The second problem is even harder to overcome, and the show was never able to: Louis Ferreira is just awful as Young. He has almost negative charisma, and the character’s incompetence as a military leader is matched point for point by the incompetence of the actor playing him. His arguments with Rush have no spark, no bite. To make matters worse, they keep pairing him up with Richard Dean Anderson, who—even in the much more subdued role of head of Homeworld Security—has more charisma in a single smirk in “Subversion” than Ferreira can cobble together over twenty episodes. His line readings are flat, his characterization nonexistent. Even though Carlyle gets top billing, his character is written as a loner, avoiding others where at all possible. The true head of the ensemble is Ferreira, and an ensemble (especially one as big as this) lives or dies on the charisma of its leader. It’s why Babylon 5 was so much better when the bland Michael O’Hare stepped aside for the much more dynamic Bruce Boxleitner, and why Blake’s 7 suffered terribly from the loss of Gareth Thomas.
A third issue doesn’t really come up until the final three episodes of the season, wherein we find out that the bad guys who started this whole thing by attacking Icarus are the Lucian Alliance. SG-1 tried and failed to make these guys a credible threat, and Universe doesn’t do any better. These are galactic thugs who happen to have access to Goa’uld tech, and in the wake of the Goa’uld, the replicators, the Ori, and the Wraith, make the world’s most unconvincing and uninteresting threat. Hell, the only reason they are a threat is because Young is so incredibly bad at his job…
It’s not all bad. Ming-Na, as I said, does quite well in the poorly written part of Wray, Jamil Walker Smith plays a very stereotypical but quite realistic military dude in Greer, and both characters address a particularly appalling lack in the Stargate franchise up to this point, to wit, a lack of non-white, non-heterosexual characters. Haig Sutherland is particularly impressive as Sergeant Hunter Riley, imbuing a lot of character into a tiny role (he also did some of the Kino webisodes that were done as supplements), Julia Benson does likewise with the role of James, and Alaina Huffman continues the Stargate tradition of female medics whom you underestimate at your peril.
And of course we have David Blue’s Eli, a character who’s not from Galactica but rather from Lost—Eli is, pretty much, Hurley, the overweight everyman who cuts through the crap and is often the conscience of the ship. Blue inhabits the character magnificently, practically the only character on the show who regularly engages in Stargate‘s trademark humor, an element sorely missing from this version of it.

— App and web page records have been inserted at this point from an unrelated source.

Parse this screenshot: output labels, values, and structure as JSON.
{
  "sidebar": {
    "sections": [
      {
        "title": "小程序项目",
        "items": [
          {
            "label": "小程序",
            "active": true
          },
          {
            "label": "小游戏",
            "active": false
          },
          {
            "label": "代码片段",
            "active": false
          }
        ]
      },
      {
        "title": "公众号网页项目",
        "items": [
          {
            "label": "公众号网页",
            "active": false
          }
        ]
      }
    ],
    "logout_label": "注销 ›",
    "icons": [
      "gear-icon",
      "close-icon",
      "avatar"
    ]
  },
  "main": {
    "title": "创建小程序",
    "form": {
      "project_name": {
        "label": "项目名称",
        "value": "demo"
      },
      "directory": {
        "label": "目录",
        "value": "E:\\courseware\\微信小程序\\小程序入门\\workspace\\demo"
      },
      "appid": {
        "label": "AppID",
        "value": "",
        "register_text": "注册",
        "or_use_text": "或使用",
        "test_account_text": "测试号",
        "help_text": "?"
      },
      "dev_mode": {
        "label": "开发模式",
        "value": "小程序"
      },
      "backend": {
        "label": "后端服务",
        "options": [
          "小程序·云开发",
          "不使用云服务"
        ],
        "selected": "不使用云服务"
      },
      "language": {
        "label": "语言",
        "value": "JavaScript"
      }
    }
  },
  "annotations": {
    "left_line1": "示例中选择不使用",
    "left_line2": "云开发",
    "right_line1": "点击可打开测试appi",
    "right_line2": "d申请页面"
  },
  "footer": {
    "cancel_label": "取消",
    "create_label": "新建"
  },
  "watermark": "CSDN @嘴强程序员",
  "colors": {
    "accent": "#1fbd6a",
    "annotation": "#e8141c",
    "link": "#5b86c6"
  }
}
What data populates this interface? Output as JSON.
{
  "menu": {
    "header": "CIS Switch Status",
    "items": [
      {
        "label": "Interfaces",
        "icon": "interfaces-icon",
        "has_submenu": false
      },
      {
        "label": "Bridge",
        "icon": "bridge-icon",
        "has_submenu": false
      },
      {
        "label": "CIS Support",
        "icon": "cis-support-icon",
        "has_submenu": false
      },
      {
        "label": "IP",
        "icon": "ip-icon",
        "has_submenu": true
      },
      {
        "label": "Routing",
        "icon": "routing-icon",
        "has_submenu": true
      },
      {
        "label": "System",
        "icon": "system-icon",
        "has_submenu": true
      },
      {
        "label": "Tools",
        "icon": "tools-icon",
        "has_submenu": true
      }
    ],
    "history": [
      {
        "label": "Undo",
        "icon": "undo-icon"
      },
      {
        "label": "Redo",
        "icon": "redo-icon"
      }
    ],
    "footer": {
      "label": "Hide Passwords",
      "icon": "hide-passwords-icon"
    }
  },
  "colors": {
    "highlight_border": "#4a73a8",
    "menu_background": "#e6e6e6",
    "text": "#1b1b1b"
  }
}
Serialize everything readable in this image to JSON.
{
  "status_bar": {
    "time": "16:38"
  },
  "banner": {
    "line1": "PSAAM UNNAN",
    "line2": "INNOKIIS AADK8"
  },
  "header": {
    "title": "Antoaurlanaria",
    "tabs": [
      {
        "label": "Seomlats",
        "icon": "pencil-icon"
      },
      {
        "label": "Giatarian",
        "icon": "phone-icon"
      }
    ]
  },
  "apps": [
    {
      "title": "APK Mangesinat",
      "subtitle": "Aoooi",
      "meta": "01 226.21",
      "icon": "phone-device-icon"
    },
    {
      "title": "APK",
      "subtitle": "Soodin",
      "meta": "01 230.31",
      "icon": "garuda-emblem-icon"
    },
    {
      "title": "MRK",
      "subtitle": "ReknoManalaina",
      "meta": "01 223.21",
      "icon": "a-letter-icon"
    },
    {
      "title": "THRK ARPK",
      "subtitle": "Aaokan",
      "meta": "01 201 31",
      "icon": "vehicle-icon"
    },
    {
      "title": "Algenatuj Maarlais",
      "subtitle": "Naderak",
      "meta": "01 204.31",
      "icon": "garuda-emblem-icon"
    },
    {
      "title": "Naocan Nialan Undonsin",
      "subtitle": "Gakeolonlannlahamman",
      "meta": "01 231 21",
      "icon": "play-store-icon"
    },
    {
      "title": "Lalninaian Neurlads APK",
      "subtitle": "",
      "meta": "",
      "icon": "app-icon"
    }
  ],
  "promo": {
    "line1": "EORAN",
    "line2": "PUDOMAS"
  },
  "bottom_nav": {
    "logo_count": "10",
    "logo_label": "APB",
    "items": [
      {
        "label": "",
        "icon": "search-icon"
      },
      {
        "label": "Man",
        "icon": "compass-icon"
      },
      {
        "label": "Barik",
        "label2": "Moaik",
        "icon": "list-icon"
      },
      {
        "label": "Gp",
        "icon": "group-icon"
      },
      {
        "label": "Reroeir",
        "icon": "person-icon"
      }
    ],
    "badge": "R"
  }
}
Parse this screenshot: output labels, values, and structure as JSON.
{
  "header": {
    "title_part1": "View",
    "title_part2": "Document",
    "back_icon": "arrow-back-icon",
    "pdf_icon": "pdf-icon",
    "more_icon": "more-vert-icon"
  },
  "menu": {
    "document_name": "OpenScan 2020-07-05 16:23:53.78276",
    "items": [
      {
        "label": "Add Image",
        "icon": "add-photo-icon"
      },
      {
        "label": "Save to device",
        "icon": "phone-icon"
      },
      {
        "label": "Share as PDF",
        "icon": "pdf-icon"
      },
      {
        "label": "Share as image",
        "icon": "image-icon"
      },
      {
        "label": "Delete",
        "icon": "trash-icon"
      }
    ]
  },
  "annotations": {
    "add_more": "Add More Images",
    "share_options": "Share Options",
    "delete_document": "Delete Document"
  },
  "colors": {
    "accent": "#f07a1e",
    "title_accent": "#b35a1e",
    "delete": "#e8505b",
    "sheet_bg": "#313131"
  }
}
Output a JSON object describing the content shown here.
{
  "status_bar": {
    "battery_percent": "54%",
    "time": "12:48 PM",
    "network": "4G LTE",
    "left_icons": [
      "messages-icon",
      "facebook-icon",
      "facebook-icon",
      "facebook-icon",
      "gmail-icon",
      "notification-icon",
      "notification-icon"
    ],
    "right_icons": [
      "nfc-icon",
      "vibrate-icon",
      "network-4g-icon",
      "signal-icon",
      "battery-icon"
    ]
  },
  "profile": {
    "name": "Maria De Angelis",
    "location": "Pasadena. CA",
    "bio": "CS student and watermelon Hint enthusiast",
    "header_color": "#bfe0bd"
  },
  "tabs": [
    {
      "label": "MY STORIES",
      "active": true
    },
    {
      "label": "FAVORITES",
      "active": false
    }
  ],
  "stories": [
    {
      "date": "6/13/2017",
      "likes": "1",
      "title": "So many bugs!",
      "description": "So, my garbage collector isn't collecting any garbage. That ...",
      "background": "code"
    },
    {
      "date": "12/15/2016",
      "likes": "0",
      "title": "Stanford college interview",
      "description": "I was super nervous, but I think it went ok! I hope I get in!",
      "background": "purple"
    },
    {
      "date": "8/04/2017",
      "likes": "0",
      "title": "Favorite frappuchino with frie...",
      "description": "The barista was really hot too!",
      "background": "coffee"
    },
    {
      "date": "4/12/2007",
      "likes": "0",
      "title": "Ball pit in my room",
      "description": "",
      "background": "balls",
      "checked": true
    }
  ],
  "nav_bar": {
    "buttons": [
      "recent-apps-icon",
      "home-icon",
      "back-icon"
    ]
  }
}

Keith R.A. DeCandido will be at Dragon Con over Labor Day weekend in Atlanta, doing a crapton of panels, as well as an autographing, a reading, and a practical self-defense workshop. His full schedule is here.